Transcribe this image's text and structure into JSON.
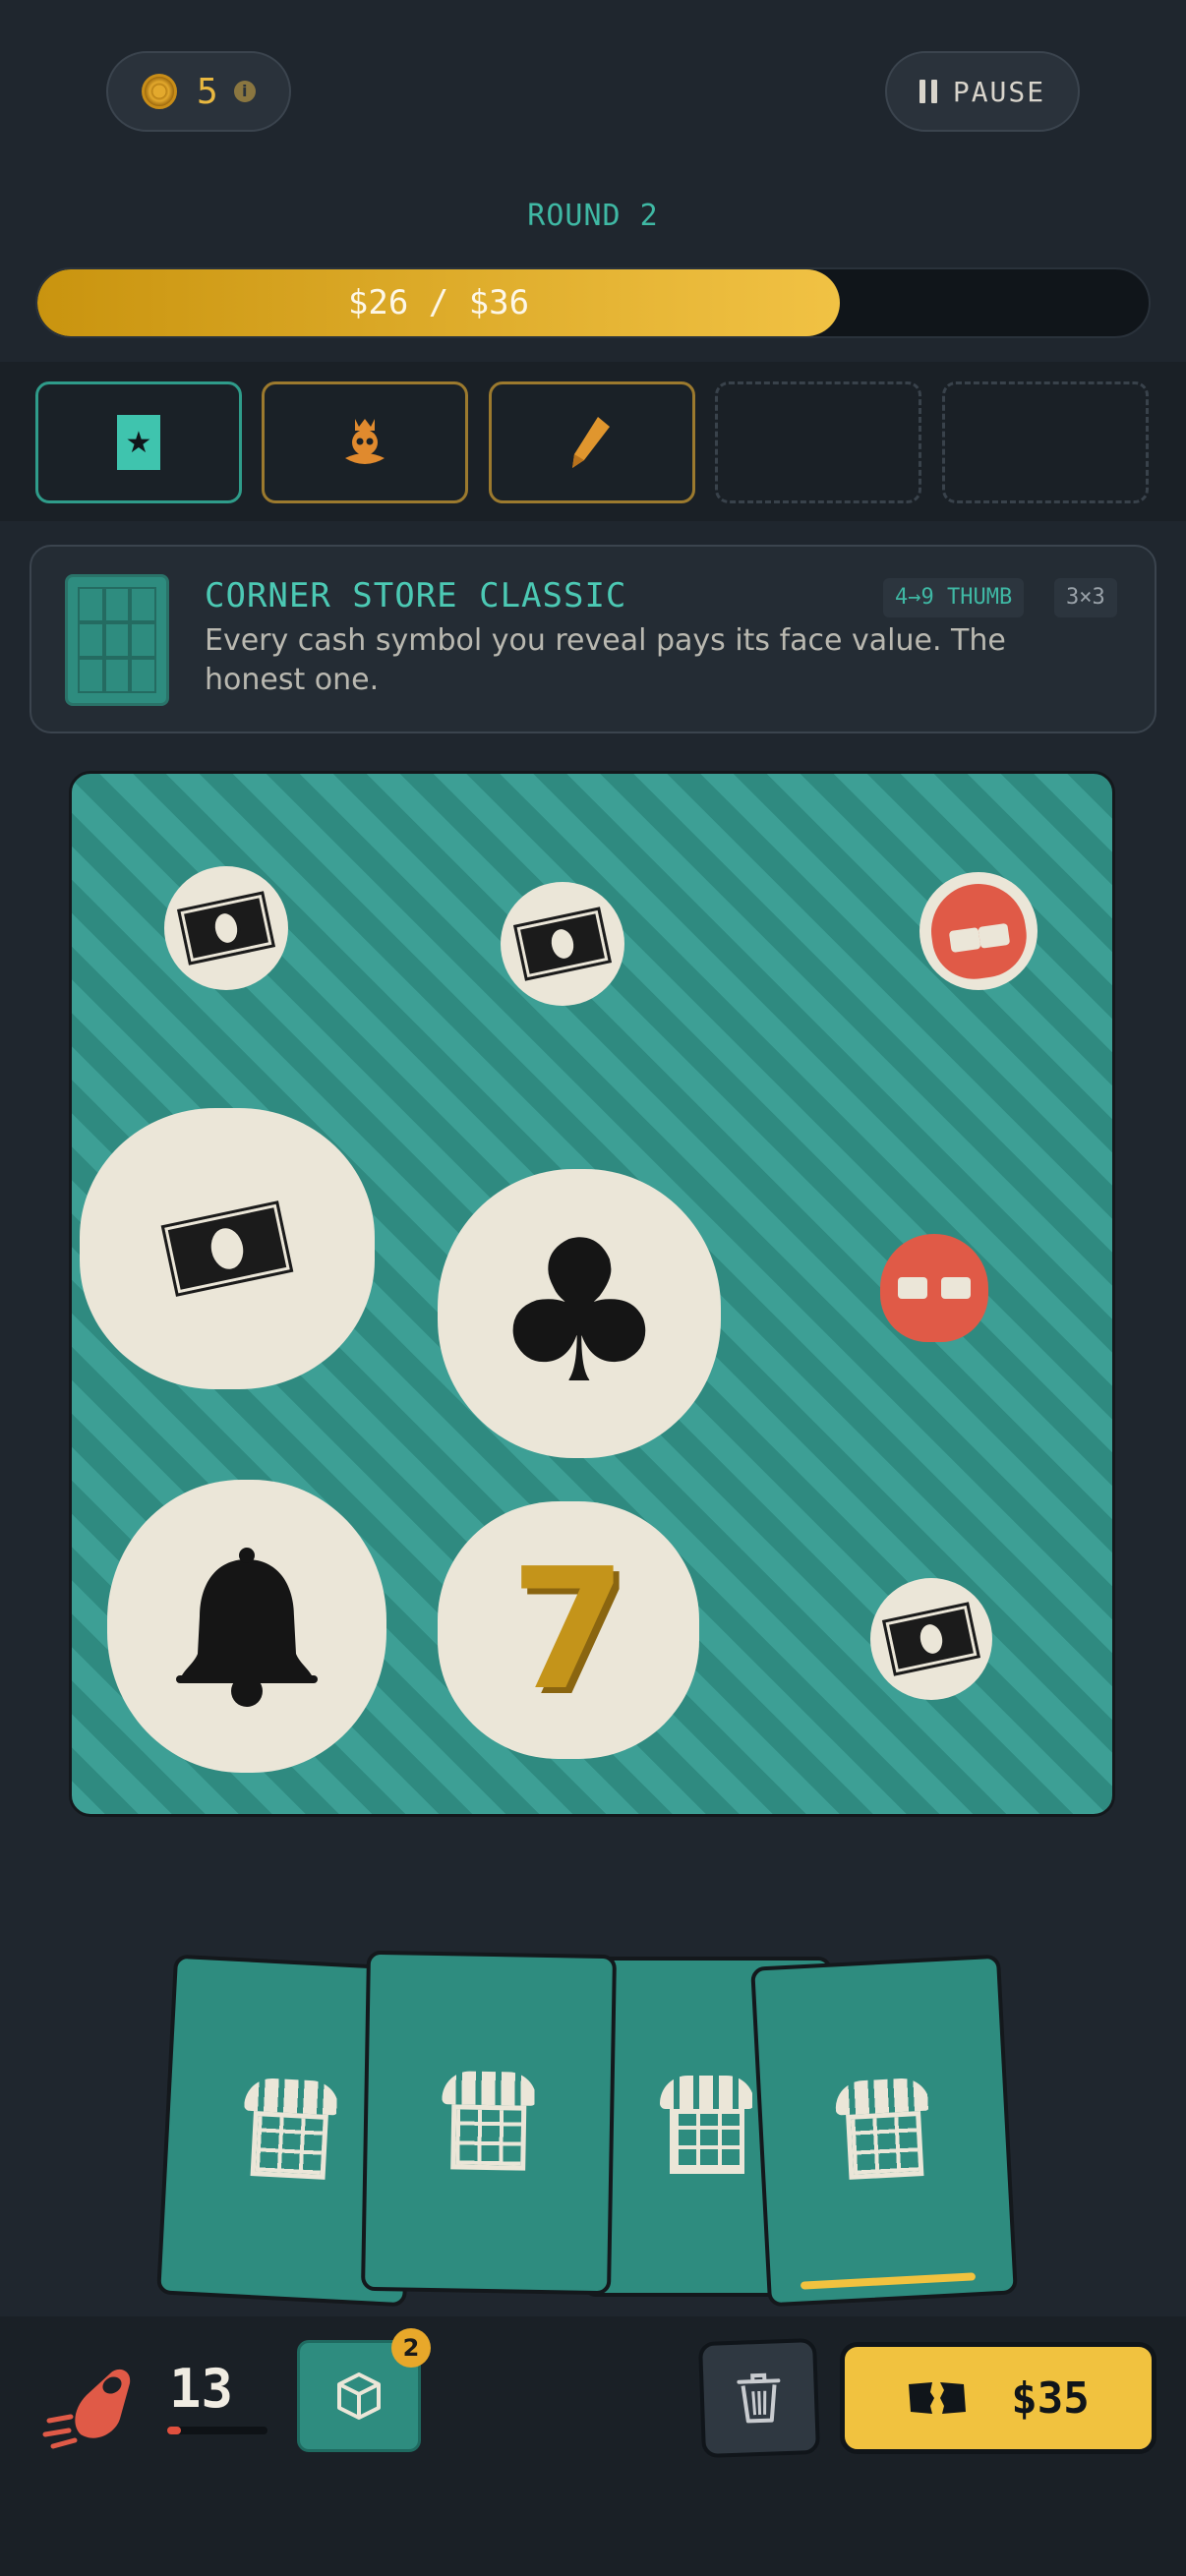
{
  "hud": {
    "coins": "5",
    "pause_label": "PAUSE",
    "round_label": "ROUND 2",
    "progress_text": "$26  /  $36",
    "progress_value": 26,
    "progress_target": 36
  },
  "slots": [
    {
      "state": "active",
      "icon": "star-badge-icon"
    },
    {
      "state": "filled",
      "icon": "crowned-skull-icon"
    },
    {
      "state": "filled",
      "icon": "pencil-icon"
    },
    {
      "state": "empty",
      "icon": ""
    },
    {
      "state": "empty",
      "icon": ""
    }
  ],
  "ticket": {
    "name": "CORNER STORE CLASSIC",
    "description": "Every cash symbol you reveal pays its face value. The honest one.",
    "tag_thumb": "4→9 THUMB",
    "tag_grid": "3×3"
  },
  "board": {
    "symbols": [
      "cash",
      "cash",
      "skull",
      "cash",
      "clover",
      "skull",
      "bell",
      "seven",
      "cash"
    ],
    "seven_glyph": "7"
  },
  "hand": {
    "cards": [
      "corner-store",
      "corner-store",
      "corner-store",
      "corner-store"
    ]
  },
  "footer": {
    "thumb_count": "13",
    "deck_badge": "2",
    "buy_price": "$35"
  },
  "colors": {
    "accent_teal": "#3fb8a4",
    "gold": "#f1c23f",
    "danger_red": "#e05a47",
    "background": "#1f262e"
  }
}
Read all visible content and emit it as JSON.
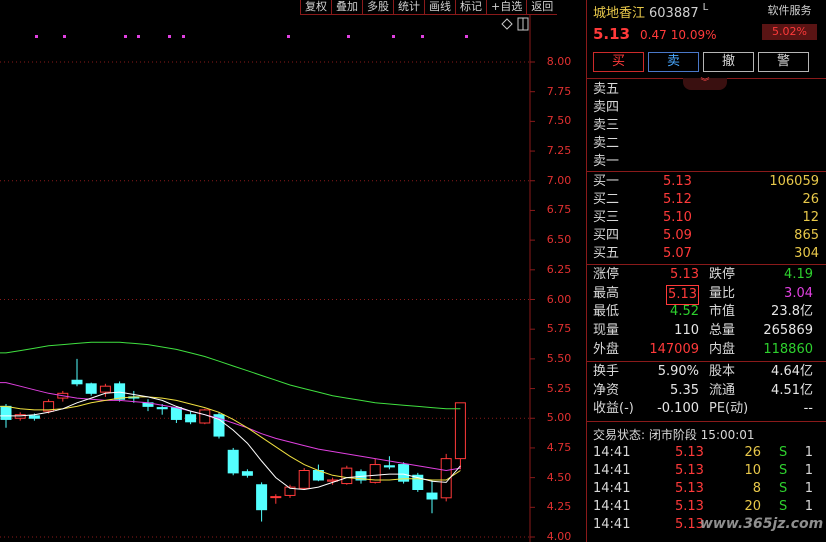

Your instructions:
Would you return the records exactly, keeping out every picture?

Your solution:
Transcribe this image's text and structure into JSON.
{
  "hud": {
    "coins": "5",
    "pause_label": "PAUSE",
    "round_label": "ROUND 2",
    "progress_text": "$26  /  $36",
    "progress_value": 26,
    "progress_target": 36
  },
  "slots": [
    {
      "state": "active",
      "icon": "star-badge-icon"
    },
    {
      "state": "filled",
      "icon": "crowned-skull-icon"
    },
    {
      "state": "filled",
      "icon": "pencil-icon"
    },
    {
      "state": "empty",
      "icon": ""
    },
    {
      "state": "empty",
      "icon": ""
    }
  ],
  "ticket": {
    "name": "CORNER STORE CLASSIC",
    "description": "Every cash symbol you reveal pays its face value. The honest one.",
    "tag_thumb": "4→9 THUMB",
    "tag_grid": "3×3"
  },
  "board": {
    "symbols": [
      "cash",
      "cash",
      "skull",
      "cash",
      "clover",
      "skull",
      "bell",
      "seven",
      "cash"
    ],
    "seven_glyph": "7"
  },
  "hand": {
    "cards": [
      "corner-store",
      "corner-store",
      "corner-store",
      "corner-store"
    ]
  },
  "footer": {
    "thumb_count": "13",
    "deck_badge": "2",
    "buy_price": "$35"
  },
  "colors": {
    "accent_teal": "#3fb8a4",
    "gold": "#f1c23f",
    "danger_red": "#e05a47",
    "background": "#1f262e"
  }
}
Read all visible content and emit it as JSON.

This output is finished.